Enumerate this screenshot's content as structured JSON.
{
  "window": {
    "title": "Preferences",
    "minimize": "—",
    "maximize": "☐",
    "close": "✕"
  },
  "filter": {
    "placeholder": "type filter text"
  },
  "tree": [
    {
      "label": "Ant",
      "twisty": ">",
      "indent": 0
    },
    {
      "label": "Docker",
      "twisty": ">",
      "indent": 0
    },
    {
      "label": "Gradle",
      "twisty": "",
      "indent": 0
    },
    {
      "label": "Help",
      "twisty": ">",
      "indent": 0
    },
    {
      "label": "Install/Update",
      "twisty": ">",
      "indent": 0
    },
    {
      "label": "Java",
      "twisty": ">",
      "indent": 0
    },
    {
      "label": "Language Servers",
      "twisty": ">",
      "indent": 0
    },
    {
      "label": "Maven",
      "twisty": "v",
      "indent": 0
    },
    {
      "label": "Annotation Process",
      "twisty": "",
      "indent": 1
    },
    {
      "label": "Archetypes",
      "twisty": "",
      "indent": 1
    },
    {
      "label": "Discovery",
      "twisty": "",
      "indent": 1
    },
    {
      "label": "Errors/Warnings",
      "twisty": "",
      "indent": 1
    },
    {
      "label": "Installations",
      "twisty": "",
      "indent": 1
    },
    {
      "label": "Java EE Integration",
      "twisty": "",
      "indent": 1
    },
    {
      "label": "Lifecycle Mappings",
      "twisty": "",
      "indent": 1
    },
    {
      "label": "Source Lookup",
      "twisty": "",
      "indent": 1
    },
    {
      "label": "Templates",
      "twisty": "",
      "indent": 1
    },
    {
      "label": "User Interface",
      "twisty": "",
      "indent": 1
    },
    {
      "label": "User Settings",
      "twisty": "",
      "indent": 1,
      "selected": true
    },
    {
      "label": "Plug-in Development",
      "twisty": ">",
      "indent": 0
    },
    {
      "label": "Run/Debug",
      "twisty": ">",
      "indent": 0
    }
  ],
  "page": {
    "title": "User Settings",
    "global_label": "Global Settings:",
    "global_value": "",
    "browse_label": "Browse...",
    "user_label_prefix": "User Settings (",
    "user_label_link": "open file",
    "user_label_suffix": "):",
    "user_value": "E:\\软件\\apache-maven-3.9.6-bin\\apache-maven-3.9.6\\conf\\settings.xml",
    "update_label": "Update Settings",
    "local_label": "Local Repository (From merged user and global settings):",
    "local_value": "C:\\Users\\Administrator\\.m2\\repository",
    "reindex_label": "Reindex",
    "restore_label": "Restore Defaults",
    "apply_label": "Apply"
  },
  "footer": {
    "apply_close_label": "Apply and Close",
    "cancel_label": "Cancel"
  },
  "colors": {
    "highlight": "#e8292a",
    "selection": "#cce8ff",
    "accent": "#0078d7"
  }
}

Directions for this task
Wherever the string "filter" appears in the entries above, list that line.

Exercise solution
  "filter": {
    "placeholder": "type filter text"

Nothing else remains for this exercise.